Risks to the economic recovery and RBNZ interest rate outlook have got some analysts advocating bets against the New Zealand Dollar while the market itself has appeared to be giving the Kiwi a wide berth during recent weeks.

“We continue to see negative risks to NZD best expressed via long AUD/NZD and short NZD/USD (via options). RBNZ pricing remains arguably the most aggressive in the G10, with the market implying an OCR of nearly 275bp (or about 75bp above neutral) by the end of 2023. This suggests that any sort of negative data surprise or dovish response from the RBNZ could generate a meaningful repricing in front end rates,” says Morgan Stanley’s Adams.

This is one possible reason for the continued ascent of the Pound to New Zealand Dollar rate, which would also be likely to rise further this week if economists are right to anticipate that U.S. inflation will rise close to 7% when the data for December is published on Wednesday.

NZD to USD weekly

Above: NZD/USD shown at weekly intervals with Fibonacci retracements of 2020 recovery indicating likely areas of technical support for the Kiwi.

The Pound to Kiwi rate tends to closely reflect the relative performance of GBP/USD and NZD/USD, the latter of which is the most sensitive of the major exchange rates to increases in American bond yields that could extend recent sharp gains in response to any further surge in U.S. inflation.

“We maintain our bullish USD outlook, particularly versus low yielders (EUR, JPY) and NZD. The Fed minutes this week conveyed a hawkish tone and implied that both rate hikes and balance sheet normalization might be earlier and faster than previously anticipated,” says Morgan Stanley’s Adams.

Any losses for NZD/USD would likely lift the Pound to New Zealand Dollar rate to 2.0125 or above if they’re significant enough to pull the main Kiwi exchange rate back to or beneath its December 2021 low and nearest level of technical support at 0.6707.

This would be the case even if the main Sterling exchange rate GBP/USD was to decline back beneath 1.35, while the Pound to Kiwi rate would potentially advance even further if NZD/USD breaks beneath that 0.6707 support level.
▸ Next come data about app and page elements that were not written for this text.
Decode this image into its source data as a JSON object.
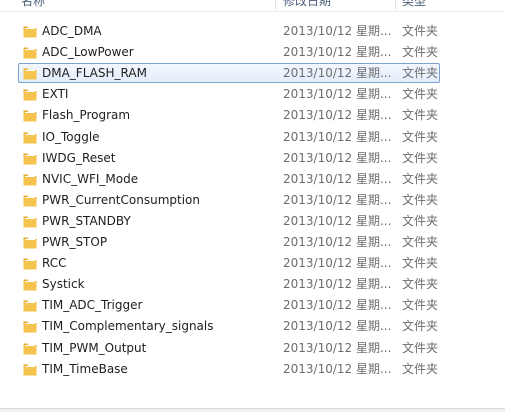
{
  "header": {
    "name_label": "名称",
    "date_label": "修改日期",
    "type_label": "类型"
  },
  "colors": {
    "folder_body": "#f4c44e",
    "folder_tab": "#e8ad2f",
    "selection_border": "#7da2ce"
  },
  "icon": "folder-icon",
  "files": [
    {
      "name": "ADC_DMA",
      "date": "2013/10/12 星期...",
      "type": "文件夹",
      "selected": false
    },
    {
      "name": "ADC_LowPower",
      "date": "2013/10/12 星期...",
      "type": "文件夹",
      "selected": false
    },
    {
      "name": "DMA_FLASH_RAM",
      "date": "2013/10/12 星期...",
      "type": "文件夹",
      "selected": true
    },
    {
      "name": "EXTI",
      "date": "2013/10/12 星期...",
      "type": "文件夹",
      "selected": false
    },
    {
      "name": "Flash_Program",
      "date": "2013/10/12 星期...",
      "type": "文件夹",
      "selected": false
    },
    {
      "name": "IO_Toggle",
      "date": "2013/10/12 星期...",
      "type": "文件夹",
      "selected": false
    },
    {
      "name": "IWDG_Reset",
      "date": "2013/10/12 星期...",
      "type": "文件夹",
      "selected": false
    },
    {
      "name": "NVIC_WFI_Mode",
      "date": "2013/10/12 星期...",
      "type": "文件夹",
      "selected": false
    },
    {
      "name": "PWR_CurrentConsumption",
      "date": "2013/10/12 星期...",
      "type": "文件夹",
      "selected": false
    },
    {
      "name": "PWR_STANDBY",
      "date": "2013/10/12 星期...",
      "type": "文件夹",
      "selected": false
    },
    {
      "name": "PWR_STOP",
      "date": "2013/10/12 星期...",
      "type": "文件夹",
      "selected": false
    },
    {
      "name": "RCC",
      "date": "2013/10/12 星期...",
      "type": "文件夹",
      "selected": false
    },
    {
      "name": "Systick",
      "date": "2013/10/12 星期...",
      "type": "文件夹",
      "selected": false
    },
    {
      "name": "TIM_ADC_Trigger",
      "date": "2013/10/12 星期...",
      "type": "文件夹",
      "selected": false
    },
    {
      "name": "TIM_Complementary_signals",
      "date": "2013/10/12 星期...",
      "type": "文件夹",
      "selected": false
    },
    {
      "name": "TIM_PWM_Output",
      "date": "2013/10/12 星期...",
      "type": "文件夹",
      "selected": false
    },
    {
      "name": "TIM_TimeBase",
      "date": "2013/10/12 星期...",
      "type": "文件夹",
      "selected": false
    }
  ]
}
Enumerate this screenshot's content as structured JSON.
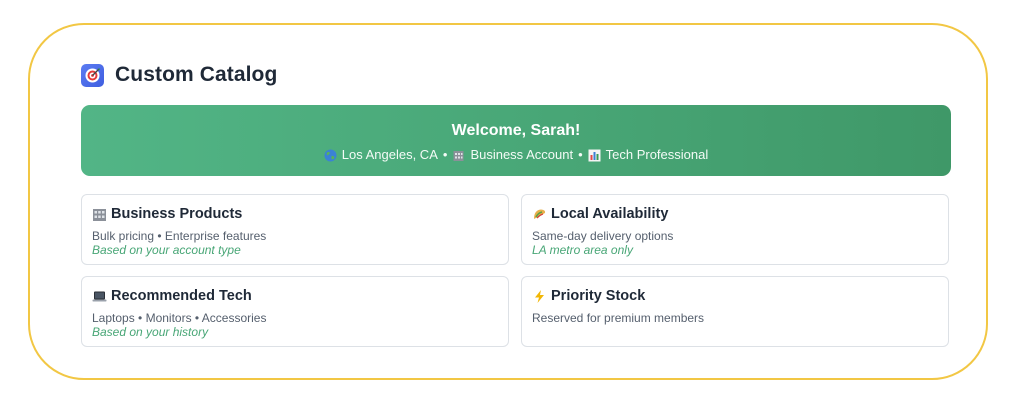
{
  "app": {
    "title": "Custom Catalog",
    "icon": "dart-target-icon"
  },
  "banner": {
    "welcome": "Welcome, Sarah!",
    "location": "Los Angeles, CA",
    "account": "Business Account",
    "profile": "Tech Professional",
    "separator": "•",
    "colors": {
      "start": "#52b586",
      "end": "#3f9868"
    }
  },
  "cards": [
    {
      "icon": "office-building-icon",
      "title": "Business Products",
      "desc": "Bulk pricing • Enterprise features",
      "note": "Based on your account type"
    },
    {
      "icon": "taco-icon",
      "title": "Local Availability",
      "desc": "Same-day delivery options",
      "note": "LA metro area only"
    },
    {
      "icon": "laptop-icon",
      "title": "Recommended Tech",
      "desc": "Laptops • Monitors • Accessories",
      "note": "Based on your history"
    },
    {
      "icon": "lightning-icon",
      "title": "Priority Stock",
      "desc": "Reserved for premium members",
      "note": ""
    }
  ],
  "colors": {
    "frame_border": "#f2c744",
    "accent_green": "#48a676",
    "title_text": "#1f2937"
  }
}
U.S. inflation figures are the highlight of the week ahead for GBP/NZD given that New Zealand’s economic calendar is devoid of major appointments and because Friday’s November GDP data from the UK mostly covers the period before the emergence of the Omicron variant.